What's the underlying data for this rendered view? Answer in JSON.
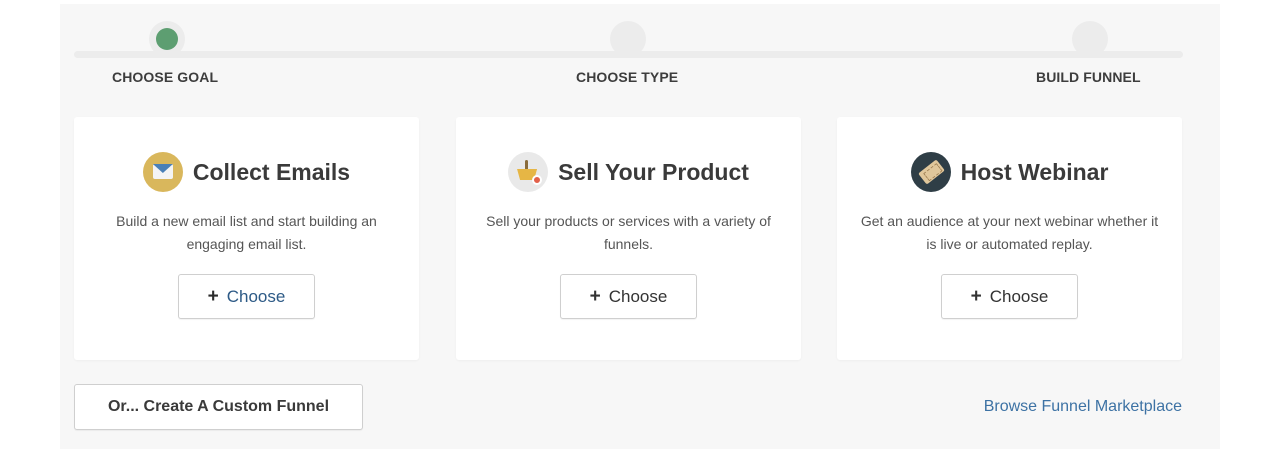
{
  "steps": [
    {
      "label": "CHOOSE GOAL",
      "active": true
    },
    {
      "label": "CHOOSE TYPE",
      "active": false
    },
    {
      "label": "BUILD FUNNEL",
      "active": false
    }
  ],
  "cards": [
    {
      "title": "Collect Emails",
      "icon": "envelope-icon",
      "description": "Build a new email list and start building an engaging email list.",
      "button_label": "Choose"
    },
    {
      "title": "Sell Your Product",
      "icon": "basket-icon",
      "description": "Sell your products or services with a variety of funnels.",
      "button_label": "Choose"
    },
    {
      "title": "Host Webinar",
      "icon": "ticket-icon",
      "description": "Get an audience at your next webinar whether it is live or automated replay.",
      "button_label": "Choose"
    }
  ],
  "custom_funnel_label": "Or... Create A Custom Funnel",
  "browse_marketplace_label": "Browse Funnel Marketplace",
  "colors": {
    "active_step": "#5d9e71",
    "link": "#3d72a4",
    "panel_bg": "#f7f7f7"
  }
}
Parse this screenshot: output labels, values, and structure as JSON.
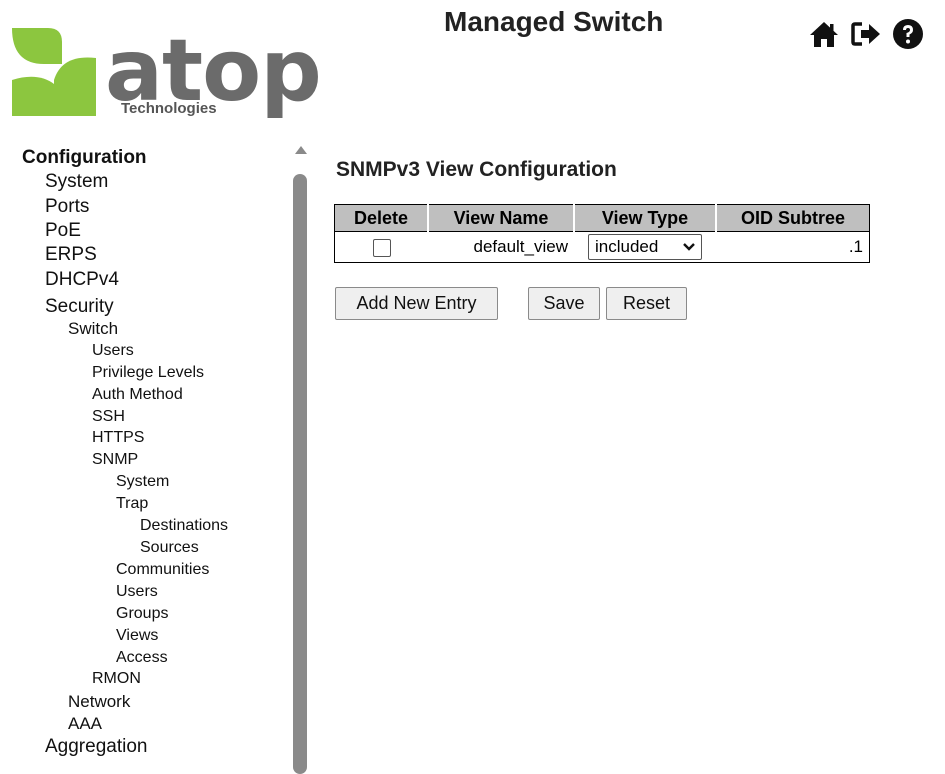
{
  "header": {
    "logo_word": "atop",
    "logo_tagline": "Technologies",
    "title": "Managed Switch",
    "icons": [
      "home-icon",
      "logout-icon",
      "help-icon"
    ]
  },
  "sidebar": {
    "root": "Configuration",
    "items": [
      {
        "label": "System"
      },
      {
        "label": "Ports"
      },
      {
        "label": "PoE"
      },
      {
        "label": "ERPS"
      },
      {
        "label": "DHCPv4"
      },
      {
        "label": "Security"
      },
      {
        "label": "Switch"
      },
      {
        "label": "Users"
      },
      {
        "label": "Privilege Levels"
      },
      {
        "label": "Auth Method"
      },
      {
        "label": "SSH"
      },
      {
        "label": "HTTPS"
      },
      {
        "label": "SNMP"
      },
      {
        "label": "System"
      },
      {
        "label": "Trap"
      },
      {
        "label": "Destinations"
      },
      {
        "label": "Sources"
      },
      {
        "label": "Communities"
      },
      {
        "label": "Users"
      },
      {
        "label": "Groups"
      },
      {
        "label": "Views"
      },
      {
        "label": "Access"
      },
      {
        "label": "RMON"
      },
      {
        "label": "Network"
      },
      {
        "label": "AAA"
      },
      {
        "label": "Aggregation"
      }
    ]
  },
  "main": {
    "title": "SNMPv3 View Configuration",
    "table": {
      "headers": [
        "Delete",
        "View Name",
        "View Type",
        "OID Subtree"
      ],
      "rows": [
        {
          "view_name": "default_view",
          "view_type": "included",
          "oid_subtree": ".1",
          "delete_checked": false
        }
      ]
    },
    "buttons": {
      "add": "Add New Entry",
      "save": "Save",
      "reset": "Reset"
    }
  },
  "colors": {
    "logo_green": "#8cc63f",
    "header_bg": "#bfbfbf",
    "scrollbar": "#8a8a8a"
  }
}
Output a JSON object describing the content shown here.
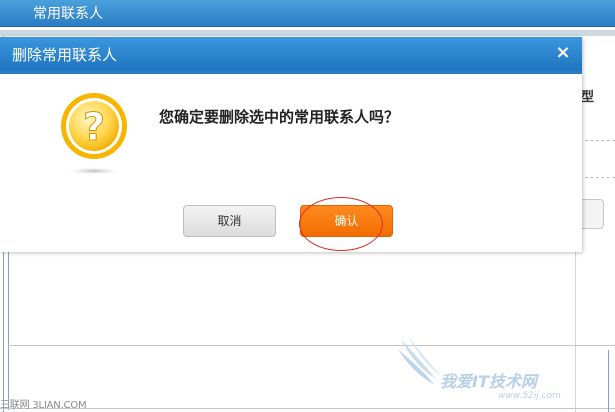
{
  "background": {
    "header_title": "常用联系人",
    "column_label_fragment": "型"
  },
  "dialog": {
    "title": "删除常用联系人",
    "close_glyph": "×",
    "message": "您确定要删除选中的常用联系人吗？",
    "cancel_label": "取消",
    "confirm_label": "确认"
  },
  "watermarks": {
    "left": "三联网 3LIAN.COM",
    "right": "我爱IT技术网",
    "url": "www.52ij.com"
  },
  "colors": {
    "titlebar": "#2a7cc4",
    "confirm": "#f57a0e",
    "icon": "#f7b500"
  },
  "icons": {
    "dialog": "question-mark-icon",
    "close": "close-icon"
  }
}
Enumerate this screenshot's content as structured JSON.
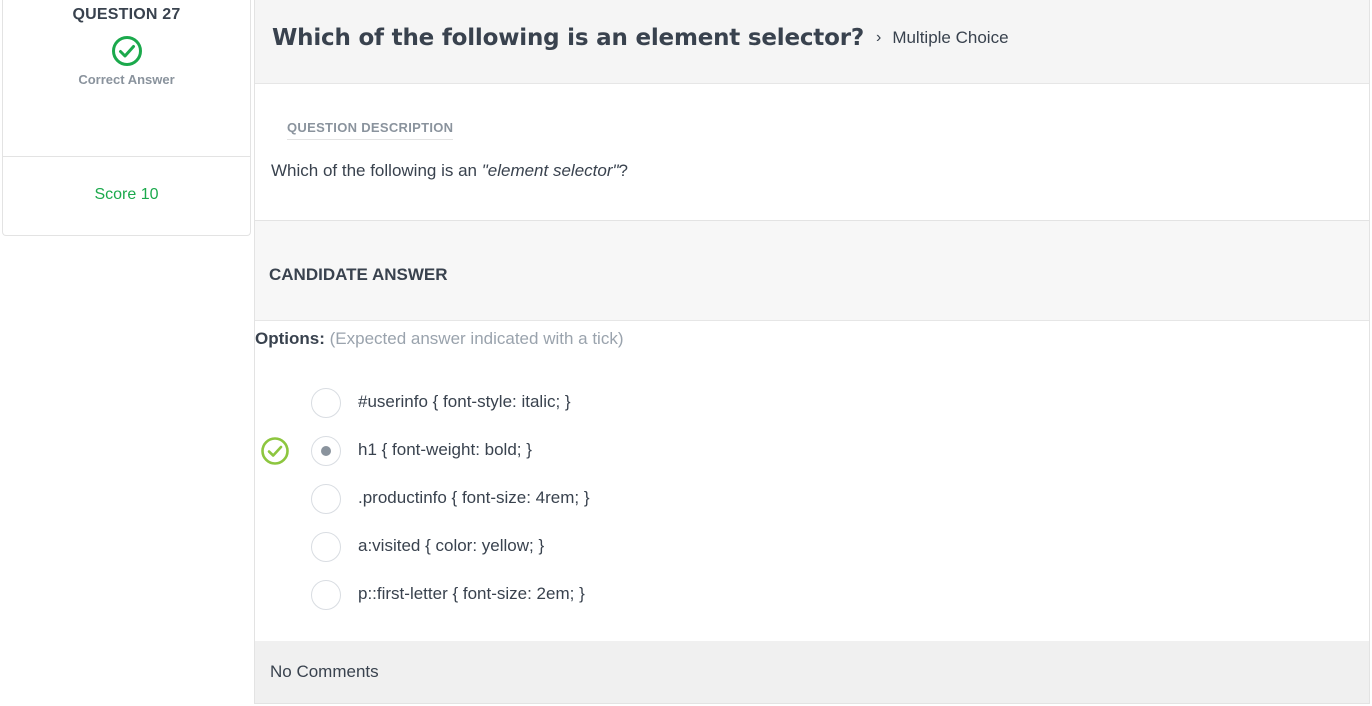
{
  "score_panel": {
    "question_number": "QUESTION 27",
    "status_icon": "check-circle-icon",
    "status_text": "Correct Answer",
    "score_text": "Score 10",
    "success_color": "#1ba94c"
  },
  "question": {
    "title": "Which of the following is an element selector?",
    "breadcrumb_separator": "›",
    "type": "Multiple Choice",
    "description_label": "QUESTION DESCRIPTION",
    "description_prefix": "Which of the following is an ",
    "description_emphasis": "\"element selector\"",
    "description_suffix": "?"
  },
  "candidate": {
    "header": "CANDIDATE ANSWER",
    "options_label": "Options:",
    "options_hint": "(Expected answer indicated with a tick)",
    "options": [
      {
        "label": "#userinfo { font-style: italic; }",
        "selected": false,
        "expected": false
      },
      {
        "label": "h1 { font-weight: bold; }",
        "selected": true,
        "expected": true
      },
      {
        "label": ".productinfo { font-size: 4rem; }",
        "selected": false,
        "expected": false
      },
      {
        "label": "a:visited { color: yellow; }",
        "selected": false,
        "expected": false
      },
      {
        "label": "p::first-letter { font-size: 2em; }",
        "selected": false,
        "expected": false
      }
    ]
  },
  "comments": {
    "text": "No Comments"
  }
}
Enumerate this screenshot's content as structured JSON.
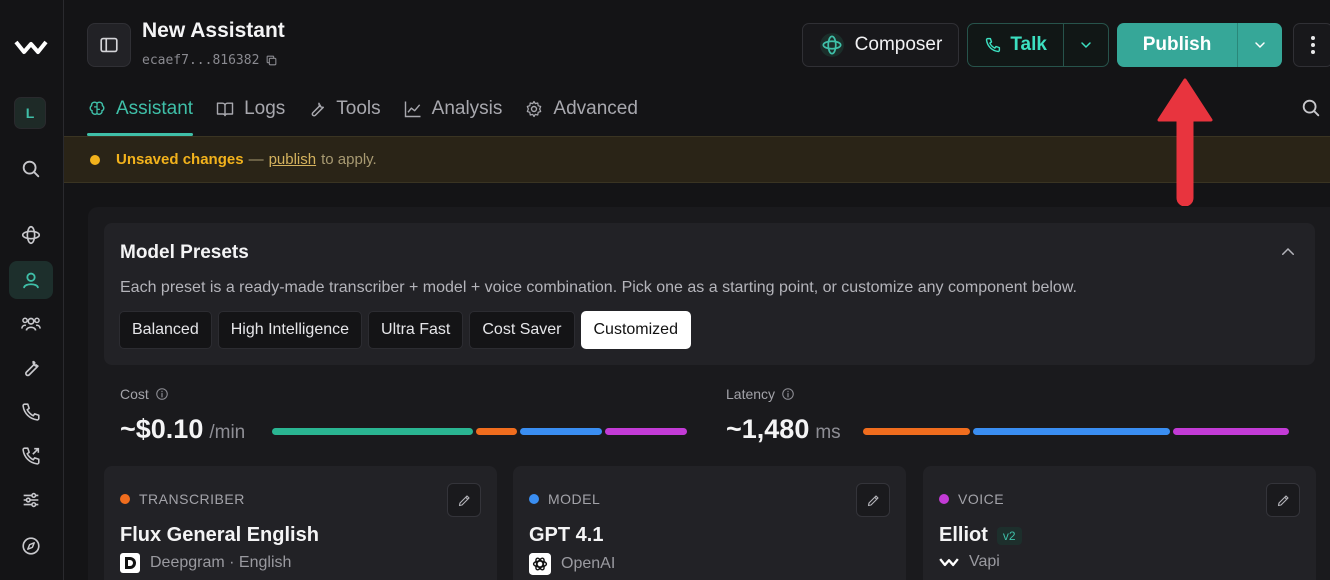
{
  "rail": {
    "workspace_initial": "L"
  },
  "header": {
    "title": "New Assistant",
    "assistant_id": "ecaef7...816382"
  },
  "actions": {
    "composer_label": "Composer",
    "talk_label": "Talk",
    "publish_label": "Publish"
  },
  "tabs": [
    {
      "label": "Assistant",
      "icon": "brain-icon",
      "active": true
    },
    {
      "label": "Logs",
      "icon": "book-icon",
      "active": false
    },
    {
      "label": "Tools",
      "icon": "wrench-icon",
      "active": false
    },
    {
      "label": "Analysis",
      "icon": "chart-line-icon",
      "active": false
    },
    {
      "label": "Advanced",
      "icon": "gear-icon",
      "active": false
    }
  ],
  "banner": {
    "status": "Unsaved changes",
    "dash": "—",
    "link": "publish",
    "suffix": "to apply."
  },
  "presets": {
    "title": "Model Presets",
    "description": "Each preset is a ready-made transcriber + model + voice combination. Pick one as a starting point, or customize any component below.",
    "options": [
      "Balanced",
      "High Intelligence",
      "Ultra Fast",
      "Cost Saver",
      "Customized"
    ],
    "selected": "Customized"
  },
  "cost": {
    "label": "Cost",
    "value": "~$0.10",
    "unit": "/min",
    "segments": [
      {
        "color": "#2ab592",
        "share": 0.49
      },
      {
        "color": "#f06d1e",
        "share": 0.1
      },
      {
        "color": "#3a8ef2",
        "share": 0.2
      },
      {
        "color": "#c33bd6",
        "share": 0.2
      }
    ]
  },
  "latency": {
    "label": "Latency",
    "value": "~1,480",
    "unit": "ms",
    "segments": [
      {
        "color": "#f06d1e",
        "share": 0.25
      },
      {
        "color": "#3a8ef2",
        "share": 0.46
      },
      {
        "color": "#c33bd6",
        "share": 0.27
      }
    ]
  },
  "components": {
    "transcriber": {
      "label": "TRANSCRIBER",
      "color": "#f06d1e",
      "name": "Flux General English",
      "provider": "Deepgram · English"
    },
    "model": {
      "label": "MODEL",
      "color": "#3a8ef2",
      "name": "GPT 4.1",
      "provider": "OpenAI"
    },
    "voice": {
      "label": "VOICE",
      "color": "#c33bd6",
      "name": "Elliot",
      "badge": "v2",
      "provider": "Vapi"
    }
  },
  "colors": {
    "accent": "#3fbfa8",
    "publish": "#36a798",
    "warning": "#f2b21c",
    "annotation_arrow": "#e8343e"
  }
}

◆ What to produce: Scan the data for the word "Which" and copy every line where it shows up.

◆ Output of the exercise:
    "title": "Which of the following is an element selector?",
    "description_prefix": "Which of the following is an ",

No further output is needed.